Almost 22 days after the Supreme Court directed Kandivli-based Ravi Builders to restore destroyed mangroves at Gorai Creek, the builder is yet to open culverts that will allow seawater to flow into the mangrove patch.
Residents alleged the seawater channels are still blocked.
"We have taken photographs of a virtually dry pond to prove that the bunds are not opened. Under the garb of the court order, the builder is only excavating debris from insignificant and irrelevant spots," said Harish Pandey of the New Link Road Residents' Forum.
"The scarce seawater that's left in the pond will soon dry up if the bunds are not opened," he added.
Even though the developer, Jayesh Shah, has begun removing debris from the affected site, residents fear the delay in opening the culverts will lead to the death of mangroves spread across 430 acres.
While suburban collector, Nirmal Deshmukh, was not available for comment, an official from the department who did not wish to be named said a team will be sent to inspect the implementation of the Supreme Court order.
On January 31, the Supreme Court ordered the builder to restore the mangroves within 60 days. This includes opening all blocked culverts to allow seawater intrusion and removing excess debris.

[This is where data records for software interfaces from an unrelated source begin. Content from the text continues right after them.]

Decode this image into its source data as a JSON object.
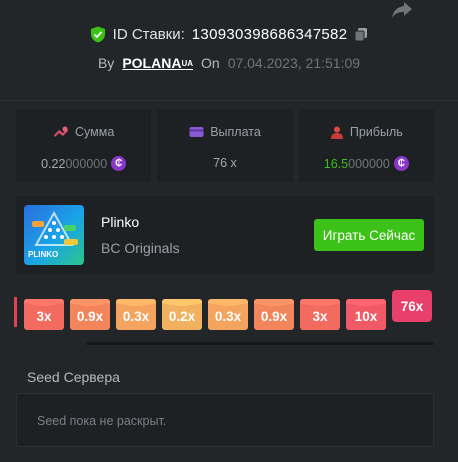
{
  "header": {
    "bet_id_label": "ID Ставки:",
    "bet_id_value": "130930398686347582",
    "by_label": "By",
    "username": "POLANA",
    "username_suffix": "UA",
    "on_label": "On",
    "datetime": "07.04.2023, 21:51:09"
  },
  "stats": [
    {
      "title": "Сумма",
      "value_main": "0.22",
      "value_dim": "000000",
      "icon": "coins-icon"
    },
    {
      "title": "Выплата",
      "value_main": "76 x",
      "value_dim": "",
      "icon": "wallet-icon"
    },
    {
      "title": "Прибыль",
      "value_main": "16.5",
      "value_dim": "000000",
      "icon": "profit-icon"
    }
  ],
  "game": {
    "name": "Plinko",
    "provider": "BC Originals",
    "play_label": "Играть Сейчас",
    "thumb_text": "PLINKO"
  },
  "multipliers": [
    {
      "label": "3x",
      "color": "#f36b5f"
    },
    {
      "label": "0.9x",
      "color": "#f3855c"
    },
    {
      "label": "0.3x",
      "color": "#f4a45e"
    },
    {
      "label": "0.2x",
      "color": "#f2b160"
    },
    {
      "label": "0.3x",
      "color": "#f4a45e"
    },
    {
      "label": "0.9x",
      "color": "#f3855c"
    },
    {
      "label": "3x",
      "color": "#f36b5f"
    },
    {
      "label": "10x",
      "color": "#f05a66"
    },
    {
      "label": "76x",
      "color": "#e8406a",
      "hit": true
    }
  ],
  "seed": {
    "label": "Seed Сервера",
    "value": "Seed пока не раскрыт."
  },
  "colors": {
    "background": "#232628",
    "panel": "#1e2123",
    "accent_green": "#3bc117",
    "coin_purple": "#8a37c8"
  }
}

The sub-divisional officer and tehsildar at Borivli were to monitor the implementation of the Supreme Court order.
If the builder failed to do the job properly, the apex court directed the suburban collector to restore the area and collect revenue from Shah.
"About 30% of the time frame set by the Supreme Court is over. At this rate, it will be an impossible task to restore the original status within the remaining days," said Pandey.
"The government should be inspecting the site at least once every week."